YOUR OBJECTIVE »
A word-for-word reproduction of the data below is needed, with no pictures in it.

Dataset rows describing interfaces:
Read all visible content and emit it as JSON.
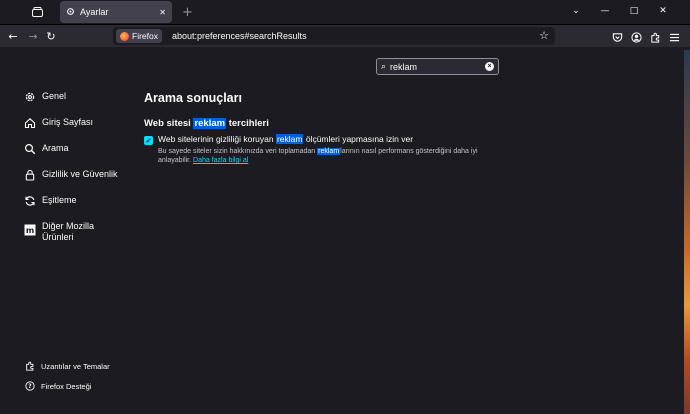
{
  "tab": {
    "title": "Ayarlar"
  },
  "window_controls": {
    "minimize": "—",
    "maximize": "□",
    "close": "✕"
  },
  "navbar": {
    "identity_label": "Firefox",
    "url": "about:preferences#searchResults"
  },
  "search": {
    "query": "reklam"
  },
  "sidebar": {
    "items": [
      {
        "label": "Genel",
        "icon": "gear-icon"
      },
      {
        "label": "Giriş Sayfası",
        "icon": "home-icon"
      },
      {
        "label": "Arama",
        "icon": "search-icon"
      },
      {
        "label": "Gizlilik ve Güvenlik",
        "icon": "lock-icon"
      },
      {
        "label": "Eşitleme",
        "icon": "sync-icon"
      },
      {
        "label_line1": "Diğer Mozilla",
        "label_line2": "Ürünleri",
        "icon": "mozilla-icon"
      }
    ],
    "bottom": [
      {
        "label": "Uzantılar ve Temalar",
        "icon": "extension-icon"
      },
      {
        "label": "Firefox Desteği",
        "icon": "help-icon"
      }
    ]
  },
  "main": {
    "title": "Arama sonuçları",
    "section": {
      "before": "Web sitesi ",
      "match": "reklam",
      "after": " tercihleri"
    },
    "checkbox": {
      "checked": true,
      "before": "Web sitelerinin gizliliği koruyan ",
      "match": "reklam",
      "after": " ölçümleri yapmasına izin ver"
    },
    "description": {
      "before": "Bu sayede siteler sizin hakkınızda veri toplamadan ",
      "match": "reklam",
      "after": "larının nasıl performans gösterdiğini daha iyi anlayabilir. ",
      "link": "Daha fazla bilgi al"
    }
  },
  "colors": {
    "background": "#1c1b22",
    "toolbar": "#2b2a33",
    "accent": "#00ddff",
    "highlight": "#0060df"
  }
}
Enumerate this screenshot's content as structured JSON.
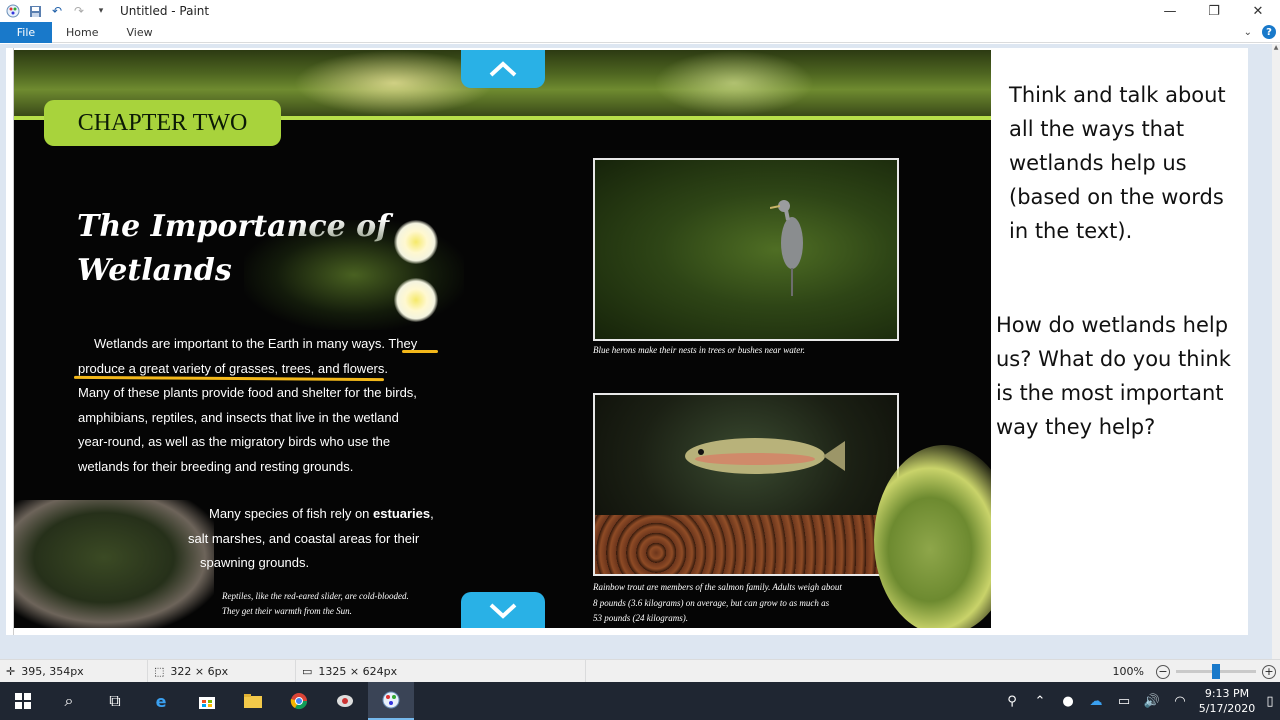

RESULT »
Read all visible content and emit it as JSON.
{
  "tab": {
    "title": "Ayarlar"
  },
  "window_controls": {
    "minimize": "—",
    "maximize": "□",
    "close": "✕"
  },
  "navbar": {
    "identity_label": "Firefox",
    "url": "about:preferences#searchResults"
  },
  "search": {
    "query": "reklam"
  },
  "sidebar": {
    "items": [
      {
        "label": "Genel",
        "icon": "gear-icon"
      },
      {
        "label": "Giriş Sayfası",
        "icon": "home-icon"
      },
      {
        "label": "Arama",
        "icon": "search-icon"
      },
      {
        "label": "Gizlilik ve Güvenlik",
        "icon": "lock-icon"
      },
      {
        "label": "Eşitleme",
        "icon": "sync-icon"
      },
      {
        "label_line1": "Diğer Mozilla",
        "label_line2": "Ürünleri",
        "icon": "mozilla-icon"
      }
    ],
    "bottom": [
      {
        "label": "Uzantılar ve Temalar",
        "icon": "extension-icon"
      },
      {
        "label": "Firefox Desteği",
        "icon": "help-icon"
      }
    ]
  },
  "main": {
    "title": "Arama sonuçları",
    "section": {
      "before": "Web sitesi ",
      "match": "reklam",
      "after": " tercihleri"
    },
    "checkbox": {
      "checked": true,
      "before": "Web sitelerinin gizliliği koruyan ",
      "match": "reklam",
      "after": " ölçümleri yapmasına izin ver"
    },
    "description": {
      "before": "Bu sayede siteler sizin hakkınızda veri toplamadan ",
      "match": "reklam",
      "after": "larının nasıl performans gösterdiğini daha iyi anlayabilir. ",
      "link": "Daha fazla bilgi al"
    }
  },
  "colors": {
    "background": "#1c1b22",
    "toolbar": "#2b2a33",
    "accent": "#00ddff",
    "highlight": "#0060df"
  }
}
Enumerate this screenshot's content as structured JSON.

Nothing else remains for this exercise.